As with many mental illnesses, many sufferers show no physical symptoms during the early stages. Nevertheless, it can be an incredibly serious and overwhelming mental illness, which is why it’s important for us to be aware of the specific warning signs or behaviours that may indicate that a loved one may have an eating disorder and needs help.
I’ve shared 5 non-physical signs to look out for, which tend to occur much earlier than the physical signs.
If you notice any of the 5 signs below in a close friend or relative, it may be beneficial to reach out to them and get a feel for what they are going through. If your loved one shows an indication of many or all of the 5 signs below, encourage them to seek professional help.
1. They withdraw from events involving food.
This behaviour tends to present itself early. Sufferers will decline invitations to go out for meals or parties, out of fear that they will be unable to control their food intake at such events. I remember refusing countless offers to get brunch, pretending that I was too overwhelmed with study or work. In reality, it was because I was terrified of the fact that I would be unable to control exactly what went into my meal or how many calories it would be. Unfortunately, this led me to become extremely isolated from my friends and family, which perhaps fuelled the illness.
2. They get anxious if anything disrupts their diet or exercise regime.
It can be normal to feel upset or annoyed if something gets in the way of your normal daily routine, but those suffering from an eating disorder will express unnaturally intense emotion. If they miss a workout, or feel like they have “overeaten”, it can put them into a bad mood for hours or even days. They may try to compensate by working out for twice as long the next day or skipping the next meal. This is usually coupled with feelings of guilt & failure.
3. They become overly concerned about their appearance.
Whilst they may not express their concerns out loud, there are certain things in what they say or do that demonstrate their obsession about their appearance. For example, they may spend abnormally long amounts of time in front of the mirror, trying on clothes or looking at pictures of themselves. They may also have a negative attitude or make derogatory comments about people who are “overweight”.
4. They lack emotion.

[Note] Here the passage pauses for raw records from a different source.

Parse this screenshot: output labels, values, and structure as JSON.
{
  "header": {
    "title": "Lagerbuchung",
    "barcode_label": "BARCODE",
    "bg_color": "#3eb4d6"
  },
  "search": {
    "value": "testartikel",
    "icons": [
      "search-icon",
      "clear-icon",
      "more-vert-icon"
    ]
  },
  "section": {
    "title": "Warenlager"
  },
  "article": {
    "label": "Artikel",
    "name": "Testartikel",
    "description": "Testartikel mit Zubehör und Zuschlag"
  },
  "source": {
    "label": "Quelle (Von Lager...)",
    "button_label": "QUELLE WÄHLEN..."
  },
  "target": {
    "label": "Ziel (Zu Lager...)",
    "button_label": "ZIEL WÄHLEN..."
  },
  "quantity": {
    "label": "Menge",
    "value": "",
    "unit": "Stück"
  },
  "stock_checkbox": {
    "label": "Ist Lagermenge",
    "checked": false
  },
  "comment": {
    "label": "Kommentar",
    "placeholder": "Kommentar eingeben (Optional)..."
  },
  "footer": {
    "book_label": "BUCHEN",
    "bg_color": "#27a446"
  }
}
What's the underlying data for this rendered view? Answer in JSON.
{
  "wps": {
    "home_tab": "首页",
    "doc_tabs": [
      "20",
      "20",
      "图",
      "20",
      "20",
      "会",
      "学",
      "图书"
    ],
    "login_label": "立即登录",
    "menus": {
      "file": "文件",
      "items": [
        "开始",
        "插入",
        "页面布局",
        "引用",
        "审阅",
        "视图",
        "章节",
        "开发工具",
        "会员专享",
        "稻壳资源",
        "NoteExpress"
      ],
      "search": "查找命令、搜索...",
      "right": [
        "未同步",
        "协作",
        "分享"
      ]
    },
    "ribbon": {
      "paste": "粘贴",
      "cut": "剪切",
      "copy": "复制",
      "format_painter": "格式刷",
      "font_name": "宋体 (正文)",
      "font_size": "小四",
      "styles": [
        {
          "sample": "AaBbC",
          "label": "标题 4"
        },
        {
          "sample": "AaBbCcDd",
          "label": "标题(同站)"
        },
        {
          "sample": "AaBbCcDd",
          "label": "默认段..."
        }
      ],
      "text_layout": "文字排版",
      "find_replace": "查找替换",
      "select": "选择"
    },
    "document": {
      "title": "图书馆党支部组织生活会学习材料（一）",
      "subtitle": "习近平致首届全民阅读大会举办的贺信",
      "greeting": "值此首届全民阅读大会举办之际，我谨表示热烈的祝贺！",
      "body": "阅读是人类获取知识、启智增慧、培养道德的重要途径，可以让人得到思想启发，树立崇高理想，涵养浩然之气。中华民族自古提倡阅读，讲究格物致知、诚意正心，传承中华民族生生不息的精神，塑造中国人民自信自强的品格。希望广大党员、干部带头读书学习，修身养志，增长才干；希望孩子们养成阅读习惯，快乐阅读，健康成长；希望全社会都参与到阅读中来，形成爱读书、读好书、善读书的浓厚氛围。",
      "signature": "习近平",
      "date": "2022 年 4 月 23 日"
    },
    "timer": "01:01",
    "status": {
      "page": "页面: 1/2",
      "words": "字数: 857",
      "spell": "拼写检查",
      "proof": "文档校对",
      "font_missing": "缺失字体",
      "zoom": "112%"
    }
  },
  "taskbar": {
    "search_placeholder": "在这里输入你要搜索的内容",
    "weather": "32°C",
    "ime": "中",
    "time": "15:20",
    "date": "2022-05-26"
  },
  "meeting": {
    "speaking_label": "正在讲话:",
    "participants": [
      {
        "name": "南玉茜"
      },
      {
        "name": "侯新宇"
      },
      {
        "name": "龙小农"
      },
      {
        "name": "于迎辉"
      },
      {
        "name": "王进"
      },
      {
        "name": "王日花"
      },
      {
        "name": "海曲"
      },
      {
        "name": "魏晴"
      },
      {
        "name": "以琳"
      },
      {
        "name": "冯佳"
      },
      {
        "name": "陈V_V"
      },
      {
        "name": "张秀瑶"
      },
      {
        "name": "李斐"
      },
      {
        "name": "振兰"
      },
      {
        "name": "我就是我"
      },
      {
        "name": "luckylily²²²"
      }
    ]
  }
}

Especially in the late stages of the disease, your loved one may transform into a completely different person. One that is devoid of emotion (especially positive ones such as happiness or excitement). When they become deprived of nutrients and increasingly trapped in their mental prison, they can appear depressed, apathetic and withdrawn.

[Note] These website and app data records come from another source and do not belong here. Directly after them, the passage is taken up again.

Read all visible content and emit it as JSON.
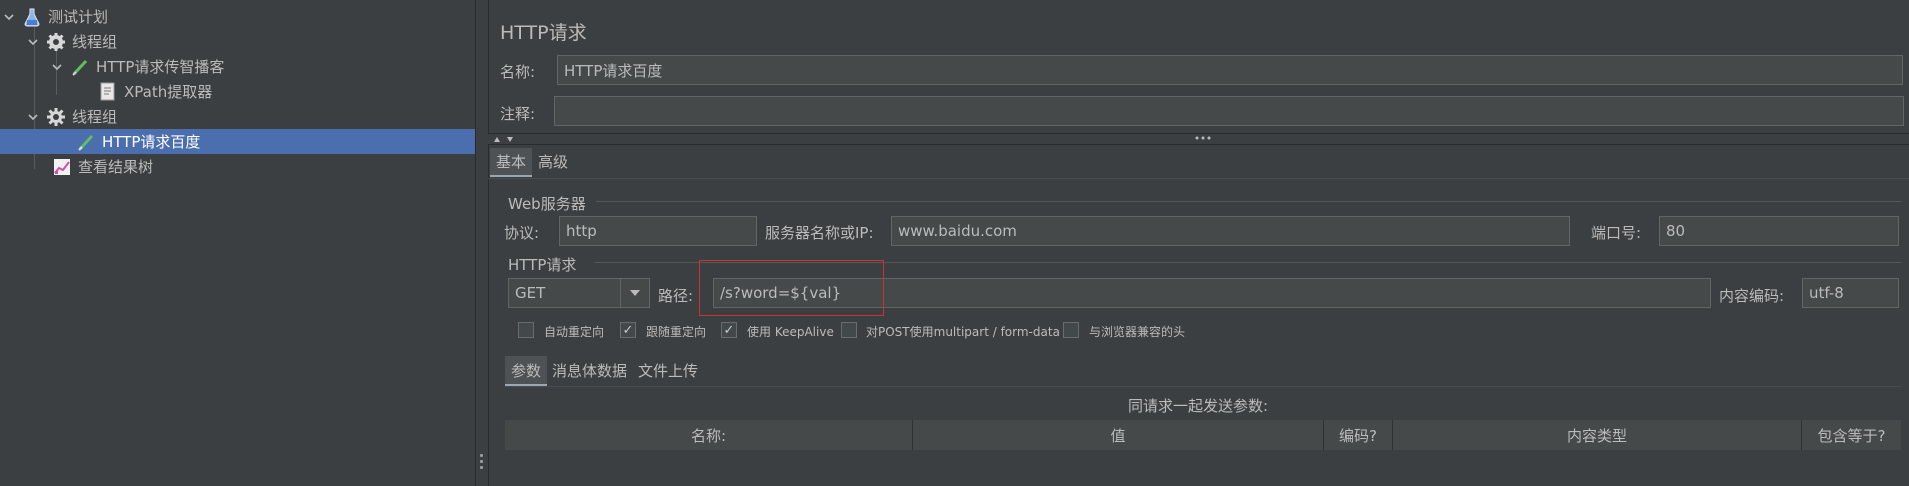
{
  "tree": {
    "items": [
      {
        "label": "测试计划",
        "icon": "flask-icon"
      },
      {
        "label": "线程组",
        "icon": "gear-icon"
      },
      {
        "label": "HTTP请求传智播客",
        "icon": "pipette-icon"
      },
      {
        "label": "XPath提取器",
        "icon": "document-icon"
      },
      {
        "label": "线程组",
        "icon": "gear-icon"
      },
      {
        "label": "HTTP请求百度",
        "icon": "pipette-icon"
      },
      {
        "label": "查看结果树",
        "icon": "chart-icon"
      }
    ]
  },
  "panel": {
    "title": "HTTP请求",
    "name_label": "名称:",
    "name_value": "HTTP请求百度",
    "comment_label": "注释:",
    "comment_value": ""
  },
  "main_tabs": [
    "基本",
    "高级"
  ],
  "web_server": {
    "section_title": "Web服务器",
    "protocol_label": "协议:",
    "protocol_value": "http",
    "server_label": "服务器名称或IP:",
    "server_value": "www.baidu.com",
    "port_label": "端口号:",
    "port_value": "80"
  },
  "http_request": {
    "section_title": "HTTP请求",
    "method": "GET",
    "path_label": "路径:",
    "path_value": "/s?word=${val}",
    "encoding_label": "内容编码:",
    "encoding_value": "utf-8"
  },
  "options": [
    {
      "label": "自动重定向",
      "checked": false
    },
    {
      "label": "跟随重定向",
      "checked": true
    },
    {
      "label": "使用 KeepAlive",
      "checked": true
    },
    {
      "label": "对POST使用multipart / form-data",
      "checked": false
    },
    {
      "label": "与浏览器兼容的头",
      "checked": false
    }
  ],
  "sub_tabs": [
    "参数",
    "消息体数据",
    "文件上传"
  ],
  "params": {
    "caption": "同请求一起发送参数:",
    "columns": [
      "名称:",
      "值",
      "编码?",
      "内容类型",
      "包含等于?"
    ]
  },
  "colors": {
    "background": "#3c3f41",
    "selection": "#4b6eaf",
    "highlight_box": "#d03030"
  }
}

5. They lack energy.
Again, due to a total lack of adequate nutrition, your loved one will begin to appear absolutely exhausted. Their speech may slow down, they may take much longer to reply to questions, they may walk more slowly, and they may be much weaker than they were before. At my worst, I was so weak that I couldn’t even open my car door or pick up an empty handbag. I had absolutely NO energy to do anything and even the thought of walking up a flight of stairs filled me with dread.
If you do notice any of these signs, reach out to your loved one in a gentle and caring manner. They are in an extremely terrifying and dangerous headspace, and the best thing you can do for them is to support them, listen to them and encourage them to seek help.